de-listing of gray wolves in the “Eastern Distinct Population Segment.”
The Eastern DPS extends from the Dakotas, Nebraska and Kansas to the East
Coast. The southern boundary includes Missouri, Illinois, Indiana, Ohio,
Pennsylvania and New Jersey. Its northern boundary is the Canadian border.
The Fish and Wildlife Service noted that wolves in the Eastern DPS have
climbed beyond population criteria set out in the species’ recovery plan.
Further, the eastern states with gray wolf populations – Minnesota,
Michigan and Wisconsin – have management plans in place to ensure the
species’ long-term survival, the FWS observed.
Environmental groups disagree with the FWS assessment.
“The Bush administration’s latest initiative to remove federal protections
for the gray wolf throughout the entire eastern U.S. is another example of
their blatant disregard for public comment and scientific scrutiny,” said
Jamie Rappaport Clark, executive vice president of Defenders of Wildlife.
“These actions demonstrate both an irresponsible and arrogant approach to
protecting a threatened species,” Clark said in a prepared statement. “The
administration appears to be more concerned with political expediency than
appropriate execution of conservation law.”
The lawsuit filed by Defenders of Wildlife contends that the FWS
designation of “distinct population segments” were not based on science or
to promote wolf recovery. Rather, the environmental group contends, they
were developed so that the FWS could move as quickly as possible to
eliminate Endangered Species Act protections for wolves.
“[Federal officials] are leaving little room, and even less time, for
open, public, transparent discussions,” Clark said. “There’s no need to
rush the process, particularly since it is in the federal court system.
“The Interior Department should wait for a solid court decision before
issuing an arbitrary rule that ultimately removes protections for a

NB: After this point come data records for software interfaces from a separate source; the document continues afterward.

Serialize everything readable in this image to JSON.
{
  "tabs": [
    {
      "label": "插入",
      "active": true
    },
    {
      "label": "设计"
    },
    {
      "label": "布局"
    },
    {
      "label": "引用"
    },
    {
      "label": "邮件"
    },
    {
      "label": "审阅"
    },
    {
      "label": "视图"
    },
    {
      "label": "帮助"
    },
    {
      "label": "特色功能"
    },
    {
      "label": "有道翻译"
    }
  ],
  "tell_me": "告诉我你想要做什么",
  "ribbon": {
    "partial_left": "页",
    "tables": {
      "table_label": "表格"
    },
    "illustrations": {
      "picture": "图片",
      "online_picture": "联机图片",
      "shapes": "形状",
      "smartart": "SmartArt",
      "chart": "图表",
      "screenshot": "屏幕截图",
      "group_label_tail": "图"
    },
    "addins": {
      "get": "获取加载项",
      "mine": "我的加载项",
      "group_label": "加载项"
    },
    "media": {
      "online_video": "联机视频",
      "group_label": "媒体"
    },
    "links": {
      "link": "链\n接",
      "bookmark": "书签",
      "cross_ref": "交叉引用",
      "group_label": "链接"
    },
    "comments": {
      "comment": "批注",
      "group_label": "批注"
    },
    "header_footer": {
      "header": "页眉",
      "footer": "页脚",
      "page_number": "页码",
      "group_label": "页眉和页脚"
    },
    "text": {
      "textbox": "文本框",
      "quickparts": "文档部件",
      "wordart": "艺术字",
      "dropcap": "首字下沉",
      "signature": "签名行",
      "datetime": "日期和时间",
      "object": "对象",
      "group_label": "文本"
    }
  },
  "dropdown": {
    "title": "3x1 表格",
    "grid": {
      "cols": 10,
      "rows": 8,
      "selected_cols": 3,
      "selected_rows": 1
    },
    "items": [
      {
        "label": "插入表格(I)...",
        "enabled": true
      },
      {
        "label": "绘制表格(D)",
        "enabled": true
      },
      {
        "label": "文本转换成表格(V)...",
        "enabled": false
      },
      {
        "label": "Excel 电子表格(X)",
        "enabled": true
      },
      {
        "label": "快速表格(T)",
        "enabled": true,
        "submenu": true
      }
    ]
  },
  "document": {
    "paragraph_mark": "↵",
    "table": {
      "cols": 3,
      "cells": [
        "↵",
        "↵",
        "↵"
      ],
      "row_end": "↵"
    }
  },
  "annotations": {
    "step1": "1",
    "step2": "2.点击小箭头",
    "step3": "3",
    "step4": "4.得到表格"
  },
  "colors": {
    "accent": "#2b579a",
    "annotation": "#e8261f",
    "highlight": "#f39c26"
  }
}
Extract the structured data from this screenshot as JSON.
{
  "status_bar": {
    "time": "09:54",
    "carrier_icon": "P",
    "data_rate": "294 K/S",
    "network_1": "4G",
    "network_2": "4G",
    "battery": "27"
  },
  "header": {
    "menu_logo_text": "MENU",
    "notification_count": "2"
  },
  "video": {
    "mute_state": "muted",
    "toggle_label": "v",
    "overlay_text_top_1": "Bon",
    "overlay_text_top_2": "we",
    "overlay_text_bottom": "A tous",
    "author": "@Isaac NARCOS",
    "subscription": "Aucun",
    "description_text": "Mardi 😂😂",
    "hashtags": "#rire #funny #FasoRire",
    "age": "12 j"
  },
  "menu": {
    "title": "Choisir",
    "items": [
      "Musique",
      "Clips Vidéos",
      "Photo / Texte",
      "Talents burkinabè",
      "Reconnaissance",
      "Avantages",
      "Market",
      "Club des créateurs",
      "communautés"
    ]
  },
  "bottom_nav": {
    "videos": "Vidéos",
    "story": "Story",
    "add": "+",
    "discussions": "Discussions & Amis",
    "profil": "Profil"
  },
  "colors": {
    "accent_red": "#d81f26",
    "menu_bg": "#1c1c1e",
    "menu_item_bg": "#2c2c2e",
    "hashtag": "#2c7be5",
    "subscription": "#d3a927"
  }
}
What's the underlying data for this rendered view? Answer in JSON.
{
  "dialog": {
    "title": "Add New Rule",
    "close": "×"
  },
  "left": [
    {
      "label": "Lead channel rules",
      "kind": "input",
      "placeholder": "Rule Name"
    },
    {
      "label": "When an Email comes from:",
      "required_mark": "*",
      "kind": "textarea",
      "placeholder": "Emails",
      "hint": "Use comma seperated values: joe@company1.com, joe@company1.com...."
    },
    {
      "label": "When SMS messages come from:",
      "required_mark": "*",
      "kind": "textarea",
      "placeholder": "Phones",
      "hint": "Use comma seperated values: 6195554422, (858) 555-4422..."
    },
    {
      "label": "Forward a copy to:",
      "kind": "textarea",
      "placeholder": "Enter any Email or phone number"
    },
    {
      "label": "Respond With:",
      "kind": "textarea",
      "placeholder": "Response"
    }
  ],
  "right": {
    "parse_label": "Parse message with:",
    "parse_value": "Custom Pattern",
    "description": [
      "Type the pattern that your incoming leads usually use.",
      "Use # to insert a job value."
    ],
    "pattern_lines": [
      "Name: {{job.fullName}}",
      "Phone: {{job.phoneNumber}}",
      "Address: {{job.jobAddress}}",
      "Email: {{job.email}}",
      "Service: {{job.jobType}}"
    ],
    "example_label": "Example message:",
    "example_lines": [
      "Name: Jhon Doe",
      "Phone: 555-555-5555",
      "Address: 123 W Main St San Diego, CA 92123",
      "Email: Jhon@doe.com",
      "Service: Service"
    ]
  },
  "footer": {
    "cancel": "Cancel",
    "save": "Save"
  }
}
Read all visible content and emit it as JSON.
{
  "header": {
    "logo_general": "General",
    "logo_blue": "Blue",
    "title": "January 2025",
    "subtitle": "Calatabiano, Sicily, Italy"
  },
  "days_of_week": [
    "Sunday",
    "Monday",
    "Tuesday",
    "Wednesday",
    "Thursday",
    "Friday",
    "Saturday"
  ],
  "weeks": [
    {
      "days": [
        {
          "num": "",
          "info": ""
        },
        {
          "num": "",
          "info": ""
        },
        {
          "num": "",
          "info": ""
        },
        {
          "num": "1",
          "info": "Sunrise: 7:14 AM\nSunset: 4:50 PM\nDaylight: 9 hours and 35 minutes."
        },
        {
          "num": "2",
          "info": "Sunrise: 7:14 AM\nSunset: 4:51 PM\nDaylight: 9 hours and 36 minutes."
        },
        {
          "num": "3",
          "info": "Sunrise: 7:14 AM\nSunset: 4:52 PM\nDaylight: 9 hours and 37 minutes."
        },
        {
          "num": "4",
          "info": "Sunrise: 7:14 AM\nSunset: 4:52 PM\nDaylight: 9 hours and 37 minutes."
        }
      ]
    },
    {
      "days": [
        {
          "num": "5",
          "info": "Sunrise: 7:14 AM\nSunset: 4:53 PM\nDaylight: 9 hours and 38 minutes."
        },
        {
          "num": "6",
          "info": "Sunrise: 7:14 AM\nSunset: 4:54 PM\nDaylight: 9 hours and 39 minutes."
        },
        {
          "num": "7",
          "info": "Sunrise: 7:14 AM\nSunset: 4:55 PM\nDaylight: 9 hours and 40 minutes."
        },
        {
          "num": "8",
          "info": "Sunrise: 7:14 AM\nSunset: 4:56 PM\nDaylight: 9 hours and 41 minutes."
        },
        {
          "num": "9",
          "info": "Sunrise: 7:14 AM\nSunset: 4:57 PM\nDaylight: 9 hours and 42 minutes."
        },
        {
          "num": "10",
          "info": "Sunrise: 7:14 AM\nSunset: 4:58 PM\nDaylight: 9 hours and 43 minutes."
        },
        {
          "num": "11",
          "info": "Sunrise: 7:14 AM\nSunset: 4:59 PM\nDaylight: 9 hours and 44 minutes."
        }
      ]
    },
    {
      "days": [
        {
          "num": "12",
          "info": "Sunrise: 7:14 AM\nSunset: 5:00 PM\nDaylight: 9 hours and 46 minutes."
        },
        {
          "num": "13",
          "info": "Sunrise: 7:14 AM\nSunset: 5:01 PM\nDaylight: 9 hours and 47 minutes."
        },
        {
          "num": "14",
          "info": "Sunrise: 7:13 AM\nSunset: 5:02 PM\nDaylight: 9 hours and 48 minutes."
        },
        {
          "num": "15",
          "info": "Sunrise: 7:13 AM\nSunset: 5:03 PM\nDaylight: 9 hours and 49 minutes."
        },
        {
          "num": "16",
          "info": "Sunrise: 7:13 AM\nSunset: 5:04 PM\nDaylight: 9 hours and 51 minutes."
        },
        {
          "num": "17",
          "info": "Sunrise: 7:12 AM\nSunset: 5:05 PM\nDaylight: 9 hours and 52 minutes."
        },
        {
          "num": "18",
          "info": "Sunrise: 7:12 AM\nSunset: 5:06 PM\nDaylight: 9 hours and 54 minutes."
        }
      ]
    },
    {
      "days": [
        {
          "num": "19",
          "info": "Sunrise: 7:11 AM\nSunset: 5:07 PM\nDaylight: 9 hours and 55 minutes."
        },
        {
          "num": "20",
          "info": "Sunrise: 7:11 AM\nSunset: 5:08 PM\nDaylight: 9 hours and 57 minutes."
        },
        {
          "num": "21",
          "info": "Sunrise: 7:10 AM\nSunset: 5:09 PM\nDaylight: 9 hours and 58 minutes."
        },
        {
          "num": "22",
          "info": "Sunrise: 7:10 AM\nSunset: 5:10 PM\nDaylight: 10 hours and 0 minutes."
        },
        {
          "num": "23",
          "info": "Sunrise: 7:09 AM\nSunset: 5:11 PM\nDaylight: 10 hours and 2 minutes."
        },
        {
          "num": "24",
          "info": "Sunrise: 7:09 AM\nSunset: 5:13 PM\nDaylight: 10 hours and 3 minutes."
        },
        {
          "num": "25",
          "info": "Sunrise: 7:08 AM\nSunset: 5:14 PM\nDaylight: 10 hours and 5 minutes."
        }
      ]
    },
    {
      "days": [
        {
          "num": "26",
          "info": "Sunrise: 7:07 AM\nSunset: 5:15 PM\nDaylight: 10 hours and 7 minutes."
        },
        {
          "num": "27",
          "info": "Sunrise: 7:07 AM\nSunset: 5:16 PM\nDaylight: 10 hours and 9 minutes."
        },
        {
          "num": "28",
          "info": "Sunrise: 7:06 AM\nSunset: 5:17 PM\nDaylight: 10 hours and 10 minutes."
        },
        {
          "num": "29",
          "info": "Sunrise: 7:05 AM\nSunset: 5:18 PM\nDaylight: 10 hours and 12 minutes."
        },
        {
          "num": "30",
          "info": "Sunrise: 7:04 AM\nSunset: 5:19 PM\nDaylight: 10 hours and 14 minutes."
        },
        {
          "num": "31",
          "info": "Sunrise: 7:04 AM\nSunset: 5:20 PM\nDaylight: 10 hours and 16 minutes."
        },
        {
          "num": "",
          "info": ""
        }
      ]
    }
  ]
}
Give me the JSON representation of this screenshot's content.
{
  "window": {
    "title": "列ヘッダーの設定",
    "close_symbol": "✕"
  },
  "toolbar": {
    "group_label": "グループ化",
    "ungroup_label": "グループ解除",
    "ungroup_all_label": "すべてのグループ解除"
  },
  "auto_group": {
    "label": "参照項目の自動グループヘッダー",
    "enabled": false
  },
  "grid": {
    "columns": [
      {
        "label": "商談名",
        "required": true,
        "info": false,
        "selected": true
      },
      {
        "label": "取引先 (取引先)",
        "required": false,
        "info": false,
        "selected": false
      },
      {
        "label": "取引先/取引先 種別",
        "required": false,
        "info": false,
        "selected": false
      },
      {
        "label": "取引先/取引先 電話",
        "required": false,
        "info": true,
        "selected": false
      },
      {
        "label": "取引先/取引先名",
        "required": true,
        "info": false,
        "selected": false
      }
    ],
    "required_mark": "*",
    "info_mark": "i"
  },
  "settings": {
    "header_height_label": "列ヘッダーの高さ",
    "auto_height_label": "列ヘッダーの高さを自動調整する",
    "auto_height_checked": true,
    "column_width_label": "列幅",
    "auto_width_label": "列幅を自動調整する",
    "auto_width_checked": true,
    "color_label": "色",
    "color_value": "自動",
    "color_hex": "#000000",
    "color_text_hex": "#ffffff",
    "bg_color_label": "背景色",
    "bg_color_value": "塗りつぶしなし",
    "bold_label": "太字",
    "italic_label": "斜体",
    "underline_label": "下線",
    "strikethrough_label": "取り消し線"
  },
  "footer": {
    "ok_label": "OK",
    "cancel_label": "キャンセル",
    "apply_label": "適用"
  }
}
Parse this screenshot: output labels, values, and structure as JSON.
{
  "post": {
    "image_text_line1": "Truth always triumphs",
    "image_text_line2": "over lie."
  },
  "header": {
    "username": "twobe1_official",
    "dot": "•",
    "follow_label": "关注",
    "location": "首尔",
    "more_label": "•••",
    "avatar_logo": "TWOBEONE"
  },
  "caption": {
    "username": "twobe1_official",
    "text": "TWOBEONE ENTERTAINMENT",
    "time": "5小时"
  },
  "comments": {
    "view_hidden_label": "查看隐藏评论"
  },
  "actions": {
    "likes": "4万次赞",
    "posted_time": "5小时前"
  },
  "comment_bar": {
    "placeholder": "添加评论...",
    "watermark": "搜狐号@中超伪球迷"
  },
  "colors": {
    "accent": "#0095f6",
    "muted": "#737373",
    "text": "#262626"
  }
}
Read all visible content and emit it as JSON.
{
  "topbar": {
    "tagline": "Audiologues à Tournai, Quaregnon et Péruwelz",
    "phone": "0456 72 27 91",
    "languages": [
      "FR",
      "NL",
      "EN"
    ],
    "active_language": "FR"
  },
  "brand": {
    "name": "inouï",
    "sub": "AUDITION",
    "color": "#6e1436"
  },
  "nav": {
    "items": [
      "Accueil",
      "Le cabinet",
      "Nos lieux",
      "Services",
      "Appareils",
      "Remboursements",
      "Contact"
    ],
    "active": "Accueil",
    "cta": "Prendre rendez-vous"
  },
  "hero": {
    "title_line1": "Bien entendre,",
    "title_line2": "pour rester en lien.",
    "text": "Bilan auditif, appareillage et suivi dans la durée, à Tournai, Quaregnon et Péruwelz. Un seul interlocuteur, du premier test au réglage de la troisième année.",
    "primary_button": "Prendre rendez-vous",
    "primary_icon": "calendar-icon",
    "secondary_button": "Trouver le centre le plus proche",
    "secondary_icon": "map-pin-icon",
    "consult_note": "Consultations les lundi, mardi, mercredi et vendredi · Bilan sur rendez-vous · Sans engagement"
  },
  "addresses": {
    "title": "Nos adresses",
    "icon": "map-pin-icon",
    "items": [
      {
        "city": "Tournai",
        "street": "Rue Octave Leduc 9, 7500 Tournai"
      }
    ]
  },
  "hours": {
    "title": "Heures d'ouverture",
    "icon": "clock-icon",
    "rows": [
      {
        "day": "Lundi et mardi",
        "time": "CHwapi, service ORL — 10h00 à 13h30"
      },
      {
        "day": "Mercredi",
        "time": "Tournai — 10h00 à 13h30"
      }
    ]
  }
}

According to the Minnesota DNR, the state has developed a wolf plan that
meets federal guidelines for protecting the species. Under the plan, no
hunting or trapping of wolves would be allowed for the first five years
after the species was removed from the endangered list. Exceptions would
be allowed for wolves killing livestock or threatening domestic pets.
The FWS will take comments on the federal de-listing proposal through Nov.
18. The agency will decide whether to adopt the plan sometime in next
More information on the gray wolf proposal is available online at